Wars never end; the shooting might—I repeat, might—stop, but battles continue with words, intrigue, and slights.
English television programming would be gutted without repeated stories of past wars. Although friendship with Germany is mentioned in reports on membership in the European Union, citizens are not allowed to forget what they did in 1914 (when the cousins squabbled) or 1940 (even if the friendship of the future king with the German dictator is covered up). And, militarism is not allowed to die or even fade, as seen in the “royal” family traipsing around in uniforms (even the women). What would the English do without a war drum to beat. Recent reports claim that the prime minister wants NATO to send troops to Ukraine, despite the fact that this country is not a member of the alliance. This guy must not have read history (or watched local television) of World War Two (or One). Perhaps, he is posturing, as did his predecessor, to impress the United States, where the cons (short for neo-con, but also for criminal) are beating the same old drums.

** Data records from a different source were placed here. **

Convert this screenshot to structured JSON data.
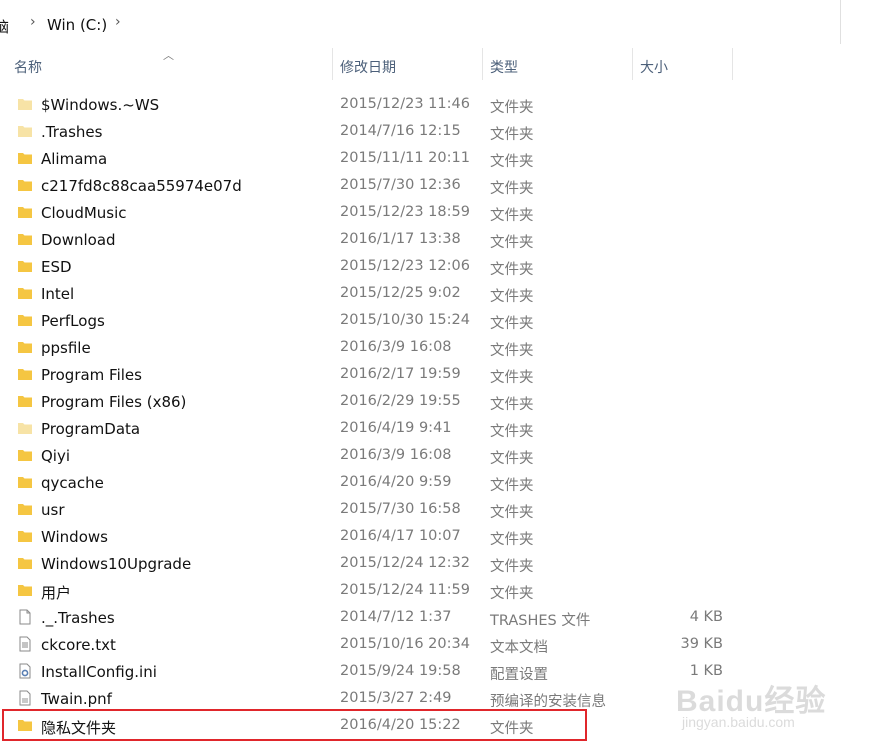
{
  "breadcrumb": {
    "parent": "脑",
    "current": "Win (C:)",
    "separator": "›"
  },
  "columns": {
    "name": "名称",
    "date": "修改日期",
    "type": "类型",
    "size": "大小"
  },
  "files": [
    {
      "name": "$Windows.~WS",
      "date": "2015/12/23 11:46",
      "type": "文件夹",
      "size": "",
      "icon": "folder-pale-icon"
    },
    {
      "name": ".Trashes",
      "date": "2014/7/16 12:15",
      "type": "文件夹",
      "size": "",
      "icon": "folder-pale-icon"
    },
    {
      "name": "Alimama",
      "date": "2015/11/11 20:11",
      "type": "文件夹",
      "size": "",
      "icon": "folder-icon"
    },
    {
      "name": "c217fd8c88caa55974e07d",
      "date": "2015/7/30 12:36",
      "type": "文件夹",
      "size": "",
      "icon": "folder-icon"
    },
    {
      "name": "CloudMusic",
      "date": "2015/12/23 18:59",
      "type": "文件夹",
      "size": "",
      "icon": "folder-icon"
    },
    {
      "name": "Download",
      "date": "2016/1/17 13:38",
      "type": "文件夹",
      "size": "",
      "icon": "folder-icon"
    },
    {
      "name": "ESD",
      "date": "2015/12/23 12:06",
      "type": "文件夹",
      "size": "",
      "icon": "folder-icon"
    },
    {
      "name": "Intel",
      "date": "2015/12/25 9:02",
      "type": "文件夹",
      "size": "",
      "icon": "folder-icon"
    },
    {
      "name": "PerfLogs",
      "date": "2015/10/30 15:24",
      "type": "文件夹",
      "size": "",
      "icon": "folder-icon"
    },
    {
      "name": "ppsfile",
      "date": "2016/3/9 16:08",
      "type": "文件夹",
      "size": "",
      "icon": "folder-icon"
    },
    {
      "name": "Program Files",
      "date": "2016/2/17 19:59",
      "type": "文件夹",
      "size": "",
      "icon": "folder-icon"
    },
    {
      "name": "Program Files (x86)",
      "date": "2016/2/29 19:55",
      "type": "文件夹",
      "size": "",
      "icon": "folder-icon"
    },
    {
      "name": "ProgramData",
      "date": "2016/4/19 9:41",
      "type": "文件夹",
      "size": "",
      "icon": "folder-pale-icon"
    },
    {
      "name": "Qiyi",
      "date": "2016/3/9 16:08",
      "type": "文件夹",
      "size": "",
      "icon": "folder-icon"
    },
    {
      "name": "qycache",
      "date": "2016/4/20 9:59",
      "type": "文件夹",
      "size": "",
      "icon": "folder-icon"
    },
    {
      "name": "usr",
      "date": "2015/7/30 16:58",
      "type": "文件夹",
      "size": "",
      "icon": "folder-icon"
    },
    {
      "name": "Windows",
      "date": "2016/4/17 10:07",
      "type": "文件夹",
      "size": "",
      "icon": "folder-icon"
    },
    {
      "name": "Windows10Upgrade",
      "date": "2015/12/24 12:32",
      "type": "文件夹",
      "size": "",
      "icon": "folder-icon"
    },
    {
      "name": "用户",
      "date": "2015/12/24 11:59",
      "type": "文件夹",
      "size": "",
      "icon": "folder-icon"
    },
    {
      "name": "._.Trashes",
      "date": "2014/7/12 1:37",
      "type": "TRASHES 文件",
      "size": "4 KB",
      "icon": "blank-file-icon"
    },
    {
      "name": "ckcore.txt",
      "date": "2015/10/16 20:34",
      "type": "文本文档",
      "size": "39 KB",
      "icon": "text-file-icon"
    },
    {
      "name": "InstallConfig.ini",
      "date": "2015/9/24 19:58",
      "type": "配置设置",
      "size": "1 KB",
      "icon": "config-file-icon"
    },
    {
      "name": "Twain.pnf",
      "date": "2015/3/27 2:49",
      "type": "预编译的安装信息",
      "size": "",
      "icon": "setup-file-icon"
    },
    {
      "name": "隐私文件夹",
      "date": "2016/4/20 15:22",
      "type": "文件夹",
      "size": "",
      "icon": "folder-icon"
    }
  ],
  "watermark": {
    "brand": "Baidu经验",
    "url": "jingyan.baidu.com"
  },
  "colors": {
    "folder": "#f4c542",
    "folder_pale": "#f7e3a6",
    "header_text": "#4c607a",
    "highlight": "#e0262b"
  }
}
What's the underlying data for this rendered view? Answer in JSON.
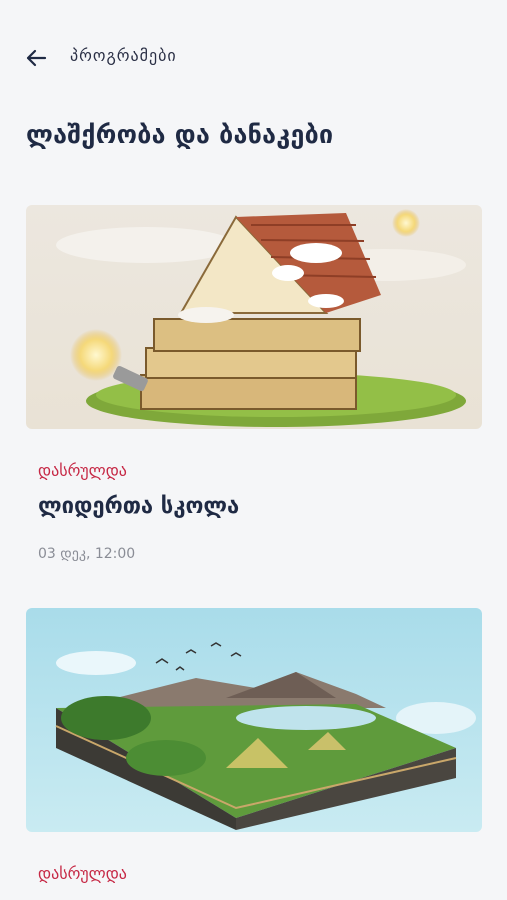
{
  "header": {
    "back_icon": "arrow-left-icon",
    "title": "პროგრამები"
  },
  "page": {
    "title": "ლაშქრობა და ბანაკები"
  },
  "events": [
    {
      "image": "book-house-with-lightbulb",
      "status": "დასრულდა",
      "title": "ლიდერთა სკოლა",
      "date": "03 დეკ, 12:00"
    },
    {
      "image": "3d-landscape-with-tents",
      "status": "დასრულდა"
    }
  ],
  "colors": {
    "status": "#c62845",
    "title": "#1f2a44",
    "background": "#f5f6f8"
  }
}
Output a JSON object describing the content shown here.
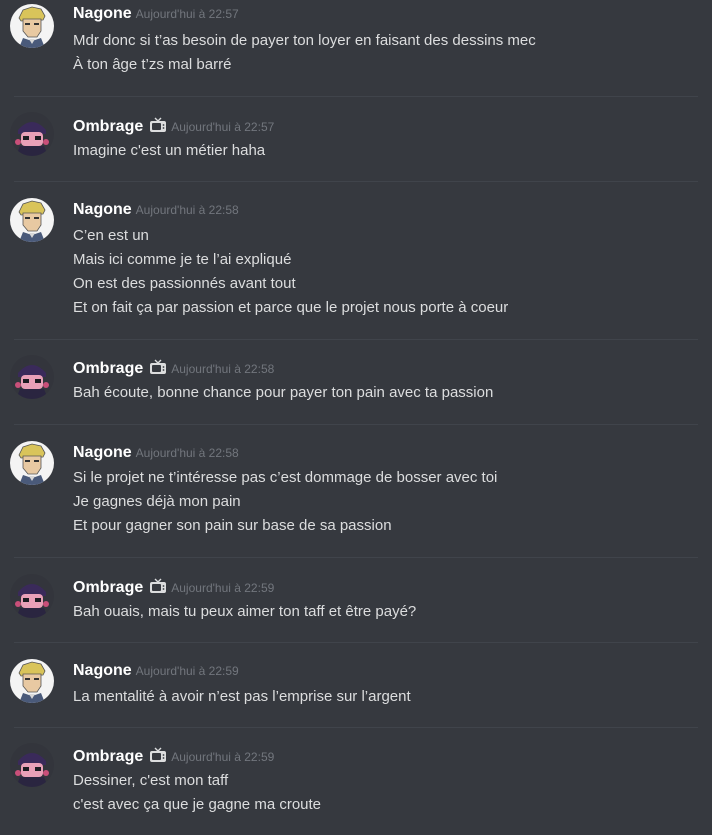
{
  "messages": [
    {
      "author": "Nagone",
      "avatar": "nagone-avatar",
      "badge": null,
      "time": "Aujourd'hui à 22:57",
      "lines": [
        "Mdr donc si t’as besoin de payer ton loyer en faisant des dessins mec",
        "À ton âge t’zs mal barré"
      ]
    },
    {
      "author": "Ombrage",
      "avatar": "ombrage-avatar",
      "badge": "tv-icon",
      "time": "Aujourd'hui à 22:57",
      "lines": [
        "Imagine c'est un métier haha"
      ]
    },
    {
      "author": "Nagone",
      "avatar": "nagone-avatar",
      "badge": null,
      "time": "Aujourd'hui à 22:58",
      "lines": [
        "C’en est un",
        "Mais ici comme je te l’ai expliqué",
        "On est des passionnés avant tout",
        "Et on fait ça par passion et parce que le projet nous porte à coeur"
      ]
    },
    {
      "author": "Ombrage",
      "avatar": "ombrage-avatar",
      "badge": "tv-icon",
      "time": "Aujourd'hui à 22:58",
      "lines": [
        "Bah écoute, bonne chance pour payer ton pain avec ta passion"
      ]
    },
    {
      "author": "Nagone",
      "avatar": "nagone-avatar",
      "badge": null,
      "time": "Aujourd'hui à 22:58",
      "lines": [
        "Si le projet ne t’intéresse pas c’est dommage de bosser avec toi",
        "Je gagnes déjà mon pain",
        "Et pour gagner son pain sur base de sa passion"
      ]
    },
    {
      "author": "Ombrage",
      "avatar": "ombrage-avatar",
      "badge": "tv-icon",
      "time": "Aujourd'hui à 22:59",
      "lines": [
        "Bah ouais, mais tu peux aimer ton taff et être payé?"
      ]
    },
    {
      "author": "Nagone",
      "avatar": "nagone-avatar",
      "badge": null,
      "time": "Aujourd'hui à 22:59",
      "lines": [
        "La mentalité à avoir n’est pas l’emprise sur l’argent"
      ]
    },
    {
      "author": "Ombrage",
      "avatar": "ombrage-avatar",
      "badge": "tv-icon",
      "time": "Aujourd'hui à 22:59",
      "lines": [
        "Dessiner, c'est mon taff",
        "c'est avec ça que je gagne ma croute"
      ]
    }
  ],
  "colors": {
    "background": "#36393f",
    "author": "#ffffff",
    "timestamp": "#72767d",
    "text": "#dcddde",
    "divider": "#40444b"
  }
}
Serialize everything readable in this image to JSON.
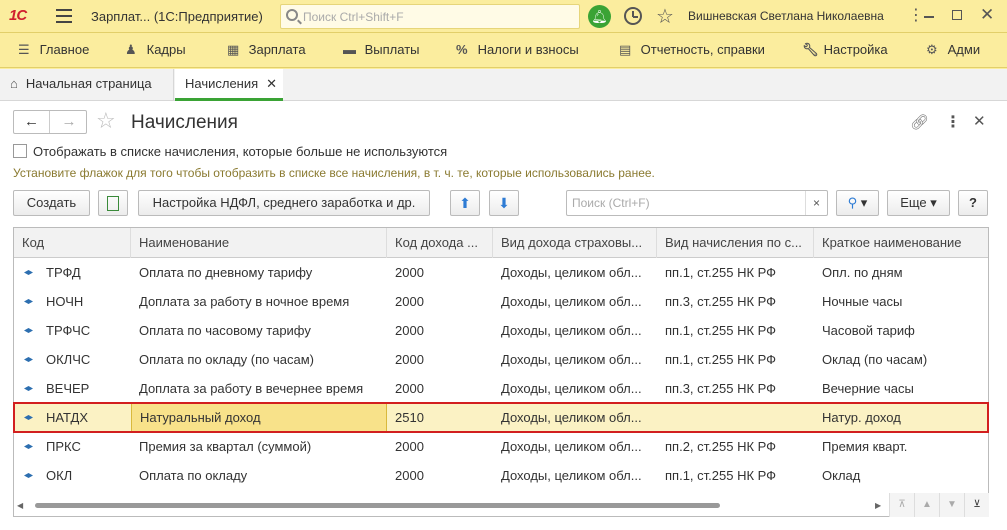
{
  "titlebar": {
    "logo": "1С",
    "app_title": "Зарплат... (1С:Предприятие)",
    "search_placeholder": "Поиск Ctrl+Shift+F",
    "user": "Вишневская Светлана Николаевна"
  },
  "sections": [
    {
      "label": "Главное",
      "icon": "list-icon"
    },
    {
      "label": "Кадры",
      "icon": "people-icon"
    },
    {
      "label": "Зарплата",
      "icon": "calculator-icon"
    },
    {
      "label": "Выплаты",
      "icon": "wallet-icon"
    },
    {
      "label": "Налоги и взносы",
      "icon": "percent-icon"
    },
    {
      "label": "Отчетность, справки",
      "icon": "reports-icon"
    },
    {
      "label": "Настройка",
      "icon": "wrench-icon"
    },
    {
      "label": "Адми",
      "icon": "gear-icon"
    }
  ],
  "tabs": {
    "home": "Начальная страница",
    "active": "Начисления"
  },
  "form": {
    "title": "Начисления",
    "checkbox_label": "Отображать в списке начисления, которые больше не используются",
    "hint": "Установите флажок для того чтобы отобразить в списке все начисления, в т. ч. те, которые использовались ранее.",
    "create_label": "Создать",
    "ndfl_label": "Настройка НДФЛ, среднего заработка и др.",
    "search_placeholder": "Поиск (Ctrl+F)",
    "more_label": "Еще",
    "help_label": "?"
  },
  "table": {
    "columns": [
      "Код",
      "Наименование",
      "Код дохода ...",
      "Вид дохода страховы...",
      "Вид начисления по с...",
      "Краткое наименование"
    ],
    "rows": [
      {
        "code": "ТРФД",
        "name": "Оплата по дневному тарифу",
        "income_code": "2000",
        "ins_type": "Доходы, целиком обл...",
        "accrual_type": "пп.1, ст.255 НК РФ",
        "short": "Опл. по дням"
      },
      {
        "code": "НОЧН",
        "name": "Доплата за работу в ночное время",
        "income_code": "2000",
        "ins_type": "Доходы, целиком обл...",
        "accrual_type": "пп.3, ст.255 НК РФ",
        "short": "Ночные часы"
      },
      {
        "code": "ТРФЧС",
        "name": "Оплата по часовому тарифу",
        "income_code": "2000",
        "ins_type": "Доходы, целиком обл...",
        "accrual_type": "пп.1, ст.255 НК РФ",
        "short": "Часовой тариф"
      },
      {
        "code": "ОКЛЧС",
        "name": "Оплата по окладу (по часам)",
        "income_code": "2000",
        "ins_type": "Доходы, целиком обл...",
        "accrual_type": "пп.1, ст.255 НК РФ",
        "short": "Оклад (по часам)"
      },
      {
        "code": "ВЕЧЕР",
        "name": "Доплата за работу в вечернее время",
        "income_code": "2000",
        "ins_type": "Доходы, целиком обл...",
        "accrual_type": "пп.3, ст.255 НК РФ",
        "short": "Вечерние часы"
      },
      {
        "code": "НАТДХ",
        "name": "Натуральный доход",
        "income_code": "2510",
        "ins_type": "Доходы, целиком обл...",
        "accrual_type": "",
        "short": "Натур. доход"
      },
      {
        "code": "ПРКС",
        "name": "Премия за квартал (суммой)",
        "income_code": "2000",
        "ins_type": "Доходы, целиком обл...",
        "accrual_type": "пп.2, ст.255 НК РФ",
        "short": "Премия кварт."
      },
      {
        "code": "ОКЛ",
        "name": "Оплата по окладу",
        "income_code": "2000",
        "ins_type": "Доходы, целиком обл...",
        "accrual_type": "пп.1, ст.255 НК РФ",
        "short": "Оклад"
      }
    ],
    "selected_row": 5
  },
  "colors": {
    "header_bg": "#fbed9e",
    "accent_green": "#3aa335",
    "selection_bg": "#fbf2c4",
    "highlight_border": "#d21f1f"
  }
}
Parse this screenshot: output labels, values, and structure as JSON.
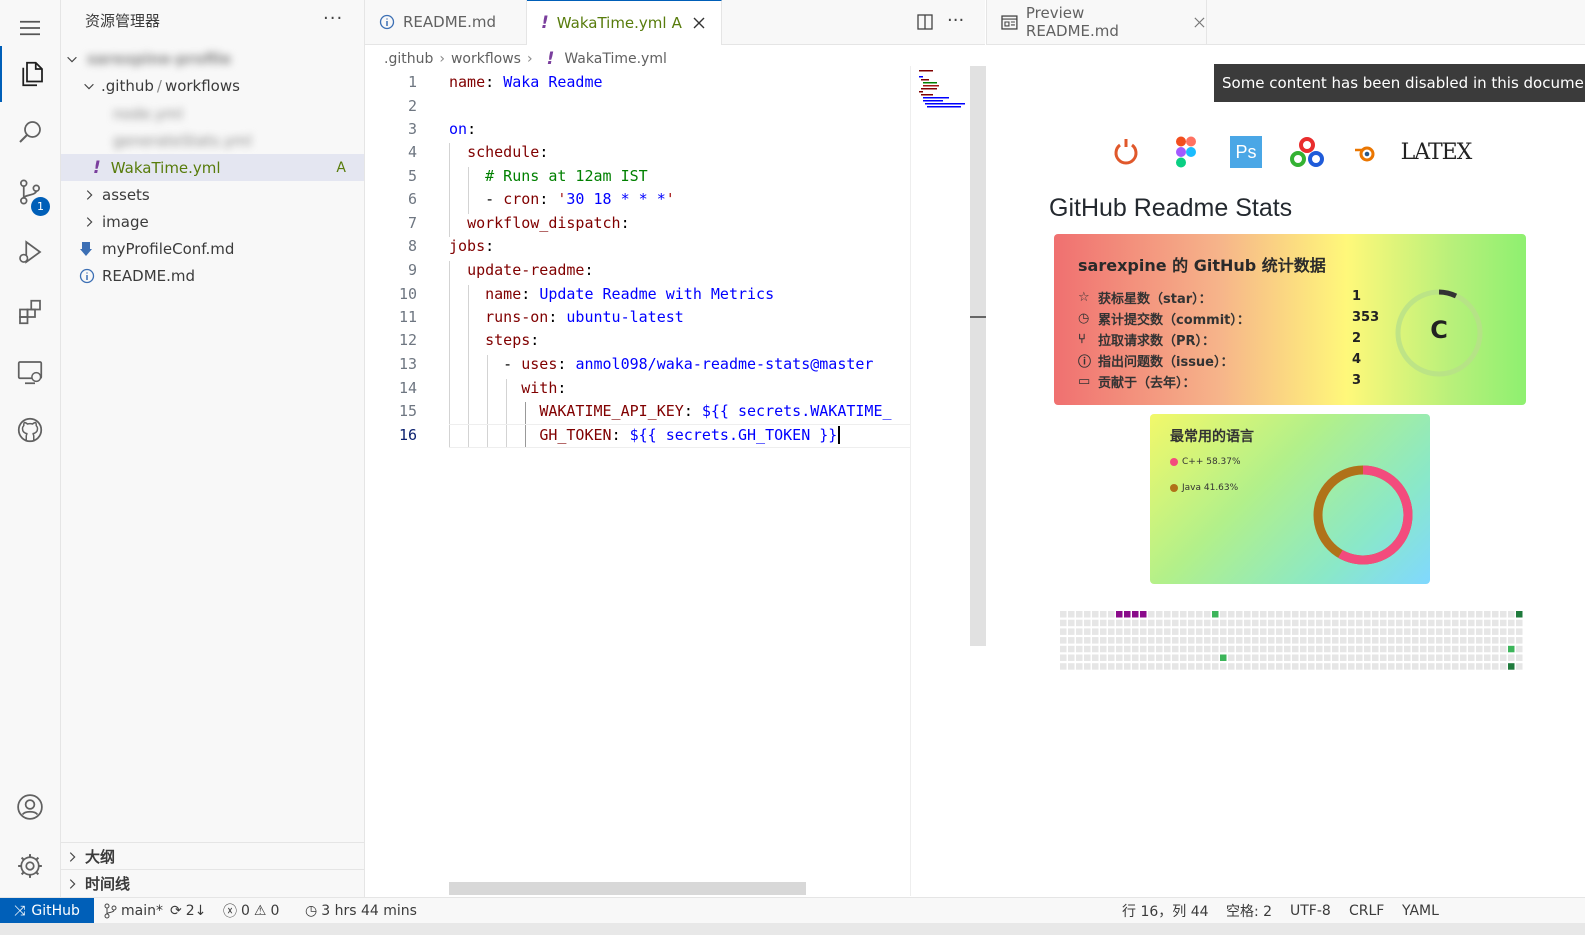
{
  "sidebar": {
    "title": "资源管理器",
    "more": "···",
    "root": "sarexpine-profile",
    "folder_github": ".github",
    "folder_sep": "/",
    "folder_workflows": "workflows",
    "blur1": "node.yml",
    "blur2": "generateStats.yml",
    "file_waka": "WakaTime.yml",
    "file_waka_status": "A",
    "folder_assets": "assets",
    "folder_image": "image",
    "file_profile": "myProfileConf.md",
    "file_readme": "README.md",
    "section_outline": "大纲",
    "section_timeline": "时间线"
  },
  "activity": {
    "scm_badge": "1"
  },
  "tabs": {
    "readme": "README.md",
    "waka": "WakaTime.yml",
    "waka_status": "A",
    "more": "···",
    "preview": "Preview README.md"
  },
  "breadcrumbs": {
    "a": ".github",
    "b": "workflows",
    "c": "WakaTime.yml"
  },
  "code": {
    "l1k": "name",
    "l1v": "Waka Readme",
    "l3k": "on",
    "l4k": "schedule",
    "l5c": "# Runs at 12am IST",
    "l6k": "cron",
    "l6q": "'",
    "l6v": "30 18 * * *",
    "l7k": "workflow_dispatch",
    "l8k": "jobs",
    "l9k": "update-readme",
    "l10k": "name",
    "l10v": "Update Readme with Metrics",
    "l11k": "runs-on",
    "l11v": "ubuntu-latest",
    "l12k": "steps",
    "l13k": "uses",
    "l13v": "anmol098/waka-readme-stats@master",
    "l14k": "with",
    "l15k": "WAKATIME_API_KEY",
    "l15v": "${{ secrets.WAKATIME_",
    "l16k": "GH_TOKEN",
    "l16v": "${{ secrets.GH_TOKEN }}"
  },
  "preview": {
    "notice": "Some content has been disabled in this document",
    "latex": "LATEX",
    "ps": "Ps",
    "heading": "GitHub Readme Stats",
    "stats_title": "sarexpine 的 GitHub 统计数据",
    "stats": [
      {
        "label": "获标星数（star）：",
        "value": "1"
      },
      {
        "label": "累计提交数（commit）：",
        "value": "353"
      },
      {
        "label": "拉取请求数（PR）：",
        "value": "2"
      },
      {
        "label": "指出问题数（issue）：",
        "value": "4"
      },
      {
        "label": "贡献于（去年）：",
        "value": "3"
      }
    ],
    "rank": "C",
    "lang_title": "最常用的语言",
    "langs": [
      {
        "name": "C++ 58.37%",
        "color": "#f34b7d"
      },
      {
        "name": "Java 41.63%",
        "color": "#b07219"
      }
    ]
  },
  "status": {
    "remote": "GitHub",
    "branch": "main*",
    "sync": "2↓",
    "errors": "0",
    "warnings": "0",
    "time": "3 hrs 44 mins",
    "position": "行 16，列 44",
    "spaces": "空格: 2",
    "encoding": "UTF-8",
    "eol": "CRLF",
    "lang": "YAML"
  },
  "colors": {
    "accent": "#005fb8",
    "key": "#800000",
    "value": "#0000ff",
    "comment": "#008000"
  }
}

Clauswitz wrote that war is policy by other means. Nowadays, policy is war by any means. After all, the laws of capitalism demand that the sales weapons and munitions must continue unabated. And, self-proclaimed statesmen must posture from the safety of their clubs and offices far removed from danger.
There is a saying about blood being thicker than water. Although this makes little sense, I guess it means that relatives stick closer together than friends. History has proven that this is not always the case. One statistic that comes to mind is the number of murders and gunshot wounds of relatives in the United States.
This phrase came to mind when watching a trailer for a program on World War I. This is the one hundredth anniversary of a really big and stupid war (unlike some the more-recent small and stupid wars...which were big for all involved, but you get the point).
The word thick has different definitions. It can mean solid or viscous. It can also mean lacking intelligent or stupid. I pick the later definition to plug into the above saying about thick blood. The principle players in World War I were related. The King of England, the Kaiser of Germany, and the Tsar of Russia were first cousins. They had played together as children and met in later years. The wife of the Tsar was a German princess. The father of the King was German. Instead of sticking together, they squabbled and cost the lives of millions and led to the suffering of many millions. The Second World War is almost certainly a consequence of this thick (lacking intelligence) blood.
Anyone that owns an iPhone, noticed a newspaper masthead, or glanced at an old-fashioned calendar will have noticed that today is March 19. That means little, if anything, for most people. For residents of the region in which I reside--those with a knowledge of history and time to read today's local newspaper--will recall that on this day the city of Hanau was bombed by Allied forcers attempting to irritate an Austrian named Adolph Hitler.
If one tours the city, one cannot help by notice a church near the marketplace. It has been partially restored, but the main section is left without a roof. Even the dullest minds might pause to think about what might have happened to the roof. It was bombed on the this day during World War II. The unrestored church is meant to act as a reminder to the danger of following a dictator. I like to remind my wife on what happens to those that incur the wrath of Americans...
Prior to writing novels, the author enjoyed a multifaceted career: from decorated combat aviator to advertising professional to global communications director of a major consumer brand. He has traveled the world and met sports, film and television stars, political leaders, and royalty. He graduated from Middlebury College, is married, lives in Germany, and has two grown children.